Content Regulation / Censorship, Religious Expression
Otto-Preminger-Institut v. Austria
Closed Contracts Expression
Global Freedom of Expression is an academic initiative and therefore, we encourage you to share and republish excerpts of our content so long as they are not used for commercial purposes and you respect the following policy:
Attribution, copyright, and license information for media used by Global Freedom of Expression is available on our Credits page.
The European Court of Human Rights (ECtHR) unanimously ruled that a French law which prohibited the wearing of clothing that covered the face while in public spaces was not a violation of the protected rights enshrined in the European Convention on Human Rights (ECHR). The case was brought by a French citizen and devout Muslim who sued the French government for passing the law in question. The ECtHR found no violations of Articles 8, 9, 10, and 14 of the ECHR. The Court found that the law had the legitimate aim of ensuring the respect for the minimum requirements of life in society, namely the French principle of “living together” and recognized that countries have a wide margin of appreciation when regulating such matters.
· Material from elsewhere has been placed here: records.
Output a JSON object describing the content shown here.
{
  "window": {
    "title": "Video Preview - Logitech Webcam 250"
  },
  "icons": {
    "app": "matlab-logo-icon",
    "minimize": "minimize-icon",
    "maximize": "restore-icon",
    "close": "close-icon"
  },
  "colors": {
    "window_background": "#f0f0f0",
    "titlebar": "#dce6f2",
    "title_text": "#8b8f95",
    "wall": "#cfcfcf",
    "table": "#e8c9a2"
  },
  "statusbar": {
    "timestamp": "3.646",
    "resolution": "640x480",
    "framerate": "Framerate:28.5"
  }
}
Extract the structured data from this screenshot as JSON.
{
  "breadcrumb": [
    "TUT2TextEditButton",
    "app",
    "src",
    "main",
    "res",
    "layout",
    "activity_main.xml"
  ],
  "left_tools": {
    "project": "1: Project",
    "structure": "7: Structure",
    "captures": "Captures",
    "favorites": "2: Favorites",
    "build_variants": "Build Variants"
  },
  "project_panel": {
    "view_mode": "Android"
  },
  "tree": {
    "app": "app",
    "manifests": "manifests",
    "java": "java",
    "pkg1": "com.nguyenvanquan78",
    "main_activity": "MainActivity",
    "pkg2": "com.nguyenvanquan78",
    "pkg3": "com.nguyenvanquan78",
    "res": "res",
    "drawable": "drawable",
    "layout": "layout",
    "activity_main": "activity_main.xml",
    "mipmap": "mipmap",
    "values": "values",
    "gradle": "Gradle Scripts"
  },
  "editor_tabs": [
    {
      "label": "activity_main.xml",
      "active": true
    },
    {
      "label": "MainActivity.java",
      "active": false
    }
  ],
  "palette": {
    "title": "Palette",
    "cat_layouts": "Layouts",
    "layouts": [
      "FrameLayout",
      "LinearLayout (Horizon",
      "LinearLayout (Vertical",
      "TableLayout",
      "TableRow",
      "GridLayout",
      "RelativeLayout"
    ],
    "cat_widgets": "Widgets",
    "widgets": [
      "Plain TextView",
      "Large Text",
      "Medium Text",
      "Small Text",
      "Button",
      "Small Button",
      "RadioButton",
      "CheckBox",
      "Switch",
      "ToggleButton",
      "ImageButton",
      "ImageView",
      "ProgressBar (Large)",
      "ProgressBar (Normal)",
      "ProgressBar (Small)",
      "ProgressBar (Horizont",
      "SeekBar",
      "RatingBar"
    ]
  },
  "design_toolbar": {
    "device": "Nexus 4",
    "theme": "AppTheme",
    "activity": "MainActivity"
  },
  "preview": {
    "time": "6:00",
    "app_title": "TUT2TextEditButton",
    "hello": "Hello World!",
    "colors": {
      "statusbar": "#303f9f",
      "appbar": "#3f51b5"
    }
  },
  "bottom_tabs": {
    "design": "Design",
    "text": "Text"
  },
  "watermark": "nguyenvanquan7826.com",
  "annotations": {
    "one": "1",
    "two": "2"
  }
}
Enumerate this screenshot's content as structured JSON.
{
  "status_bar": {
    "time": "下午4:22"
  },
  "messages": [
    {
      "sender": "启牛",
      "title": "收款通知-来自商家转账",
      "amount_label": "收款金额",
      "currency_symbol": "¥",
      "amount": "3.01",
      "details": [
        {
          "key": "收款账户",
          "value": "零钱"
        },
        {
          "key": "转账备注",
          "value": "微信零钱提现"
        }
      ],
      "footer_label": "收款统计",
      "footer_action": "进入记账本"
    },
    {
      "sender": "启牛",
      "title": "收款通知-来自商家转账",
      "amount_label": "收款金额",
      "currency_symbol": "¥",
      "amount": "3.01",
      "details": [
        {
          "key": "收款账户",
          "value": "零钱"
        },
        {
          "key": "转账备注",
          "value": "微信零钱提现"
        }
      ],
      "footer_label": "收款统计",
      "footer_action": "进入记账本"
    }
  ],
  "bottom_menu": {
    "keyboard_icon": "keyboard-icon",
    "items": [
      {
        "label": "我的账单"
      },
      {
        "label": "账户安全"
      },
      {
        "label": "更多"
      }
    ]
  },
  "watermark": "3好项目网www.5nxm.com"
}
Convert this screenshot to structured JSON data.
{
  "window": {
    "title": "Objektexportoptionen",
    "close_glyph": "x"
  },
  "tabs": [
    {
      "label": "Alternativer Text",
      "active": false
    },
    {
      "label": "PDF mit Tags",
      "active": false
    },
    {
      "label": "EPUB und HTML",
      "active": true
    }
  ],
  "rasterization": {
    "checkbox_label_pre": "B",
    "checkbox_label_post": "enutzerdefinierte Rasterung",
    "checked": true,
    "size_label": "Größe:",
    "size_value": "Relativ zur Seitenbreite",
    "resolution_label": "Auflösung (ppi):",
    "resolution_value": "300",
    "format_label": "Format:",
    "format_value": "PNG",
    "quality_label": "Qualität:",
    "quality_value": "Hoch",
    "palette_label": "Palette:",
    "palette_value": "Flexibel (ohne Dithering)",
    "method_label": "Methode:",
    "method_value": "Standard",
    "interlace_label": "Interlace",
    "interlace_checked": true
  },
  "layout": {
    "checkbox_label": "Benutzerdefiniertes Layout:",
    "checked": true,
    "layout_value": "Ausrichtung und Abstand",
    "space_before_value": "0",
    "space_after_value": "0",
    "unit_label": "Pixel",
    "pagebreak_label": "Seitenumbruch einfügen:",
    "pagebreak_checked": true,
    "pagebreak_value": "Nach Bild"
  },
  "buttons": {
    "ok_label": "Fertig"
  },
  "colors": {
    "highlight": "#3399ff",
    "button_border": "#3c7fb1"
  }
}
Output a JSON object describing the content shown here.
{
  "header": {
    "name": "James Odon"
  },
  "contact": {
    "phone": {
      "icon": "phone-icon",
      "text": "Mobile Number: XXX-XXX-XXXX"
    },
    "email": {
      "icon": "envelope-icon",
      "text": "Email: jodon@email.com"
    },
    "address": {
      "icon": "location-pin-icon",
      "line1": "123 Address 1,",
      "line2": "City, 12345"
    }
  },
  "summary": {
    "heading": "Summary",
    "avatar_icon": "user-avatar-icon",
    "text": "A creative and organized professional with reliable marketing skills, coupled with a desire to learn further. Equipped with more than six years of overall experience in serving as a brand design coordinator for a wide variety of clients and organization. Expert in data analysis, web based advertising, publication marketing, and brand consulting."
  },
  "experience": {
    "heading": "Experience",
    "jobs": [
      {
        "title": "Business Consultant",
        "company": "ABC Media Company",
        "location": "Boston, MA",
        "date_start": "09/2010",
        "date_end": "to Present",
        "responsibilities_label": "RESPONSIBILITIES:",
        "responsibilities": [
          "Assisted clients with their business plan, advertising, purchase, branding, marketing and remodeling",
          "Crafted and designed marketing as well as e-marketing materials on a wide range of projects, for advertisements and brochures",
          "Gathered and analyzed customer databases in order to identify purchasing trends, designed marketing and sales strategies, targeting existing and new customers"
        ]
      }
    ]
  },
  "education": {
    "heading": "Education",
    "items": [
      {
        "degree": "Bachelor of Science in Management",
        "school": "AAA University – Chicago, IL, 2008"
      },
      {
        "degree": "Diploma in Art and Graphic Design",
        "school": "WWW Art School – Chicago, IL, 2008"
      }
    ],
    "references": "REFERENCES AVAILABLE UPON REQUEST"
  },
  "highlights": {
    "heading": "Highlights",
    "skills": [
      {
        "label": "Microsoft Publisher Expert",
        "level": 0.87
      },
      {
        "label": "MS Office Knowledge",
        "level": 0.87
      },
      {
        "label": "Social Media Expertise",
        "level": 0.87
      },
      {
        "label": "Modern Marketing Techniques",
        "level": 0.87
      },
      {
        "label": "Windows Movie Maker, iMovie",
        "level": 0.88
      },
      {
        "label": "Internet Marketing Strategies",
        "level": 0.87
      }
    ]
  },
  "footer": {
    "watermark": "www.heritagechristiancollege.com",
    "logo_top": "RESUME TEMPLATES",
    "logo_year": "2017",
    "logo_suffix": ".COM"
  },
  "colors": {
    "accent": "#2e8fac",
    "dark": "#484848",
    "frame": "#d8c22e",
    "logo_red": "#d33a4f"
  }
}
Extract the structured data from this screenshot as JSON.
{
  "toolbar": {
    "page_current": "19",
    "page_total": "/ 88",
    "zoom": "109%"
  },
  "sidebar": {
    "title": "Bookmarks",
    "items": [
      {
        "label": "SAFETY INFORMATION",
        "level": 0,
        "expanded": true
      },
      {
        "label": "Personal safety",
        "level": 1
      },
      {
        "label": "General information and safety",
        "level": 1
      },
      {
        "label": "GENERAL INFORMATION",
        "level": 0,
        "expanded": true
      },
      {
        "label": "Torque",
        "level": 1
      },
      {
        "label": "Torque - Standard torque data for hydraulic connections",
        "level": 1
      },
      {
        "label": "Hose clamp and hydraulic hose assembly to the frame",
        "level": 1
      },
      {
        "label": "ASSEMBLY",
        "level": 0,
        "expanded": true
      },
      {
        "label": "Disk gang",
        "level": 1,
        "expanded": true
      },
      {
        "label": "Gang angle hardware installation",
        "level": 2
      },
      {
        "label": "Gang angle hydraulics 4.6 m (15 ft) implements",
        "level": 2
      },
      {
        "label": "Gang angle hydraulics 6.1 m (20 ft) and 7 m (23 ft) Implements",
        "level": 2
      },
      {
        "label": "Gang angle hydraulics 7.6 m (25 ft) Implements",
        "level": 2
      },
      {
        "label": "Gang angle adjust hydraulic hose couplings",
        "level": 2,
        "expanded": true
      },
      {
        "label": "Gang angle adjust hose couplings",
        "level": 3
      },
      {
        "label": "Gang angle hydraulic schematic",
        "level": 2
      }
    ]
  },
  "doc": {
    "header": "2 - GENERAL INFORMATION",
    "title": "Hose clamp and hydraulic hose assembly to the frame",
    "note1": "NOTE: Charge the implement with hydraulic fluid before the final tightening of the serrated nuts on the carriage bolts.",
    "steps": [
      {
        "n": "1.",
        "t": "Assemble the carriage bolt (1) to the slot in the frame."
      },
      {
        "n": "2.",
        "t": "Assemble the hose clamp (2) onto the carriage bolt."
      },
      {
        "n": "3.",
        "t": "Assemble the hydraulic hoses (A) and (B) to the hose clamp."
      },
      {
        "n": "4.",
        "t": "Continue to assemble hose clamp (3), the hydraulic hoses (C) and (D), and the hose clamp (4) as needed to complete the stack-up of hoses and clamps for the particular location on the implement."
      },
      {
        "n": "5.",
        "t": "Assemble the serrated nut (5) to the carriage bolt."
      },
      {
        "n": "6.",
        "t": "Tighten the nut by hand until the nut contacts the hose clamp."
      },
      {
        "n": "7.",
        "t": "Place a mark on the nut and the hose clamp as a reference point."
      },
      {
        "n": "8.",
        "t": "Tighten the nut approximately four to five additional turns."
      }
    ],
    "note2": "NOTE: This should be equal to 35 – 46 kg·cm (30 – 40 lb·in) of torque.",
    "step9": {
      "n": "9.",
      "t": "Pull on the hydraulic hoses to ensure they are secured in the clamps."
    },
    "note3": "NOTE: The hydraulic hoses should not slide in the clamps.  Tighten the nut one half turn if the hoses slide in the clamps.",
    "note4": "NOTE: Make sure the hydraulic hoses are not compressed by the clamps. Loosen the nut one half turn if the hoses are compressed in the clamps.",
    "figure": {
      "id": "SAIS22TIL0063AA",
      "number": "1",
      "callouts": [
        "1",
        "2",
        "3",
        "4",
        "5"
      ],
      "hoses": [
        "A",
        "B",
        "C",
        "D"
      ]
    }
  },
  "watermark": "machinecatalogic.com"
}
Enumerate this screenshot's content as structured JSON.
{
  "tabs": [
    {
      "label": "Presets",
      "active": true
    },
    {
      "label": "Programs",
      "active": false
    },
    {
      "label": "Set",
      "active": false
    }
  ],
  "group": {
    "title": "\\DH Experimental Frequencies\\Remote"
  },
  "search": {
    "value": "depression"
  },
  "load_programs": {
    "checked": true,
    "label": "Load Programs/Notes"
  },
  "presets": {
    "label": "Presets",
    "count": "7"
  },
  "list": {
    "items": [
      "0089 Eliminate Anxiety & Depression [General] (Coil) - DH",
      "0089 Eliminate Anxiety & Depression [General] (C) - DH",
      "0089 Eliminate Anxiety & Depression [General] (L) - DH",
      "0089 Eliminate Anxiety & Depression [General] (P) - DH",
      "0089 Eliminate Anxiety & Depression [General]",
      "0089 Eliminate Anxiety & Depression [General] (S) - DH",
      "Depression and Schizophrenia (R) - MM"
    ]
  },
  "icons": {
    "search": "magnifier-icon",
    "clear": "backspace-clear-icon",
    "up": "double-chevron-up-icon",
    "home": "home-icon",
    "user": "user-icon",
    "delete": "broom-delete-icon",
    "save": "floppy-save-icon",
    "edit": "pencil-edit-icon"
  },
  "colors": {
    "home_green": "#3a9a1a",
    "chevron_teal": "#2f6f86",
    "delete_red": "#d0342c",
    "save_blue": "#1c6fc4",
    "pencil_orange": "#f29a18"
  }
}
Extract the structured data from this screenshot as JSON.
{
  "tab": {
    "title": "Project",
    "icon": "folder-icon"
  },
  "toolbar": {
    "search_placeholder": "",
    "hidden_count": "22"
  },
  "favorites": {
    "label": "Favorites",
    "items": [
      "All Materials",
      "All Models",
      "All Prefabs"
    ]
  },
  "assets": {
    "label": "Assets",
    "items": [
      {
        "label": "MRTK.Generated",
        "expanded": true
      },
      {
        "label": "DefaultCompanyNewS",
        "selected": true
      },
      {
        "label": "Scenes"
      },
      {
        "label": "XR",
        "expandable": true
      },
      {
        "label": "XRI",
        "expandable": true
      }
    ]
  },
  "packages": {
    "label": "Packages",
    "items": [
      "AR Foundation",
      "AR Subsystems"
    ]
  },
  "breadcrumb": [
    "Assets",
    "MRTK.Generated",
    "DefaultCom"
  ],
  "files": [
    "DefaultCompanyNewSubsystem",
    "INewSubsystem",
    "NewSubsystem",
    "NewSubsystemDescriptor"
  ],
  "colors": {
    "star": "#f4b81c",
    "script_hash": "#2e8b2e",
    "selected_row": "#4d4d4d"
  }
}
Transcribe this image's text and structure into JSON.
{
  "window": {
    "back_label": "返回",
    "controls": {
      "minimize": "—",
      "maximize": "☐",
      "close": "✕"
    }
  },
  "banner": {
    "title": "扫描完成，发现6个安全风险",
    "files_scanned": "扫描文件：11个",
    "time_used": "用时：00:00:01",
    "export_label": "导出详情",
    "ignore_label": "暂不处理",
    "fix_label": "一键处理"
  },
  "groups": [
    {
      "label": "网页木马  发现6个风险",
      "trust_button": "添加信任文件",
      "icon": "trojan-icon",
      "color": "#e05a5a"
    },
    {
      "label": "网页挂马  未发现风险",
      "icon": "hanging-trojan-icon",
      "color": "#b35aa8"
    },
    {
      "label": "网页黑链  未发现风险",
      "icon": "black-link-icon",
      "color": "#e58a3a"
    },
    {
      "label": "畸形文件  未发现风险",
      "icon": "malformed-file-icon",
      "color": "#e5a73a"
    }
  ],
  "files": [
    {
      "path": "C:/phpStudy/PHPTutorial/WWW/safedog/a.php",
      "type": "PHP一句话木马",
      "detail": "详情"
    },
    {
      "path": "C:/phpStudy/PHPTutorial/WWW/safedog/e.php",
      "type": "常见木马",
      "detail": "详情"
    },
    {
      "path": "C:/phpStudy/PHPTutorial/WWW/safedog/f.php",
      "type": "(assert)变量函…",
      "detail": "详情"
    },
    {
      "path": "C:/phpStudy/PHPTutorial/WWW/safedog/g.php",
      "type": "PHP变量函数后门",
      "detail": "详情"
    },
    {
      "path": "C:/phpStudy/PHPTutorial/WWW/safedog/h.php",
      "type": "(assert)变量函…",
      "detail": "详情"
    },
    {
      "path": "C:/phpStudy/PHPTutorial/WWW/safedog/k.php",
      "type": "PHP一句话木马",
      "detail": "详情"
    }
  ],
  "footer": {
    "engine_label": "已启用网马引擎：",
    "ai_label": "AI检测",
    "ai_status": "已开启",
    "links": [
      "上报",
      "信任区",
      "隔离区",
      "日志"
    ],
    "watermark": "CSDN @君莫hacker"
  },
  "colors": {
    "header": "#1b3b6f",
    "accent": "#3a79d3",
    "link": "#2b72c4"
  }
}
France approved a bill that banned the wearing of clothing that covered one’s face in public places. Even though the law employed broad, neutral language to forbid any type of clothing that concealed the face, the media often identified Muslim women who wore the niqab or the burqa as its primary target. The penalty for breaking the law was a fine of up to €150 and/or compulsory citizenship classes.
A French citizen, who was a devout Muslim and wore a burqa and niqab regularly, brought this case before the European Court of Human Rights (ECtHR). She wished to wear her niqab at her choosing, based on her spiritual feeling at the time, but she did not claim she should be permitted to keep it on at banks, during security screenings, or during other instances when identity is important or at issue. She asserted that the ban was discriminatory under Article 14 of the ECHR, and that it infringed upon the right to respect for private life, which is protected under ECHR Article 8. She also argued that the ban violated the freedom to manifest one’s religion or beliefs, protected ECHR Article 9, and that it violated the right to freedom of expression under ECHR Article 10.
The ECtHR unanimously ruled that the French law did not violate the ECHR. The French government maintained that the ban could be considered a limitation to the freedom of expression of religious beliefs, but that this was, in accordance with Article 9 (2), “necessary in a democratic society in the interests of public safety, for the protection of public order, health or morals, or for the protection of the rights and freedoms of others.” The ECtHR recognized that the law had the legitimate aim of ensuring the respect for the minimum requirements of life in society, namely the French principle of “living together.” The ECtHR further noted that countries have a wide margin of appreciation when regulating social matters.
The ECtHR examined studies on the law’s impact and considered organizations’ view of the law, including the views of those organizations that submitted third party interventions in the case. The organization Article 19 claimed that restrictions on the freedom of expression “cannot be justified by speculation or assumptions about their necessity to serve individual or public interests” and that the restrictions “must be supported by robust evidence.” According to the research presented by another third party intervener, the Human Rights Centre at Ghent University, there is no proof that a similar ban introduced in Belgium is serving its stated purposes, among which increasing public safety.
Judges Nussberger and Jäderblom submitted a dissenting opinion. According to them, the principle of “living together” is not clearly linked to the rights protected by the ECHR and thus cannot be considered a legitimate aim. Moreover, they argued that a blanket ban is a disproportionate measure and unnecessary in democratic societies. Judgments of the Grand Chamber are final and appeal is not permitted.
Decision Direction indicates whether the decision expands or contracts expression based on an analysis of the case.
So far, the full-face veil has been forbidden in two out of 47 Member States of the Council of Europe (COE): Belgium and France. Leading human rights organizations, as well as the Parliamentary Assembly of the COE and the Commissioner for Human Rights of the COE, have advised against establishing a general ban.
This ruling by the Grand Chamber is the first in which the ECtHR has addressed the compatibility of a ban on wearing the full-face veil in public places with the ECHR. In deciding that the ban does not violate the ECHR, the ECtHR has set an important precedent for both European and international jurisprudence.
Global Perspective demonstrates how the court’s decision was influenced by standards from one or many regions.
Case significance refers to how influential the case is and how its significance changes over time.
The decisions of the ECtHR are binding on the parties involved.
Let us know if you notice errors or if the case analysis needs revision.